Treatment planning these case types can be challenging for the general dentist because the reported success rates for endodontic retreatment are lower than for initial treatment. Furthermore, this tooth has a 7mm probing depth and lateral radiolucency on the mesial surface of the mesial root. Combined with this tooth being a distal abutment, this tooth is highly suspicious of having a non-restorable vertical root fracture. The pre-operative prognosis is guarded.
The treatment planning options for this tooth include:
1. Endodontic retreatment, saving the existing bridge.
2. Extraction, without replacing the teeth, leaving no left molar occlusion.
3. Extraction, replacing occlusion with a removable partial denture.
4. Extraction, replacing with two implants, two implant crowns, and a new crown on # 20.
Obviously, the best option is to save the natural tooth with endodontic retreatment, assuming we can be assured of a favorable prognosis. This option is the least invasive, most functional, and a fraction of the cost of replacement with dental implants.
Treating teeth with a questionable prognosis in multiple visits allows us to evaluate healing prior to completing the case. Confirming that a case will heal prior to finishing takes the guesswork out of treatment planning around questionable teeth. For this case, we were able to confirm success by confirming that the perio probing depth healed to 3mm, and osseous regeneration has occured. Now, treatment planning is straight forward. The tooth has been saved, so we can retain the tooth and the existing bridge.

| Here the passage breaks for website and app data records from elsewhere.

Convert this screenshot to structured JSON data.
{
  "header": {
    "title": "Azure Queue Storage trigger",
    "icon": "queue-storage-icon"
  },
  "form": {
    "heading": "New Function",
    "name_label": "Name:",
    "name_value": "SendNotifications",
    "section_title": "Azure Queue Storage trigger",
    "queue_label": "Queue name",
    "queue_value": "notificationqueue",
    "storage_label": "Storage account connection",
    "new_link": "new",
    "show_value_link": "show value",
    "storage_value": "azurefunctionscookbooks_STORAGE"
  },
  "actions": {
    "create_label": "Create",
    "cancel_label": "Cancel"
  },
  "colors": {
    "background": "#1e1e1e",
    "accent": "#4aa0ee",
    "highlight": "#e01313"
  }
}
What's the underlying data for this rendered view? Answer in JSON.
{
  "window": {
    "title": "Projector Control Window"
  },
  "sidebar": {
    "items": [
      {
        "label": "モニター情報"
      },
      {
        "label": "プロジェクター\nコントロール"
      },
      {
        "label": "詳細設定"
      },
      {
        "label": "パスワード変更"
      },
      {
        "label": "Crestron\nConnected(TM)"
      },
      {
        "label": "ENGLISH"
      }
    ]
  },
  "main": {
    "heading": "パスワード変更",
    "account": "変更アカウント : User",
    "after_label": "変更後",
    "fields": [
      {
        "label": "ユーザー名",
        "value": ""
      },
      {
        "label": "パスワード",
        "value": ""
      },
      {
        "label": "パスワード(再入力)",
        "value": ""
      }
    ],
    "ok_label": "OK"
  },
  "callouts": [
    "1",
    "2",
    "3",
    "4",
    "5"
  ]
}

In my office, if we cannot save the tooth in question, we do not charge the patient for the treatment, thus eliminating the financial risk for the patient and referring doctor. There is no additional fee for this service.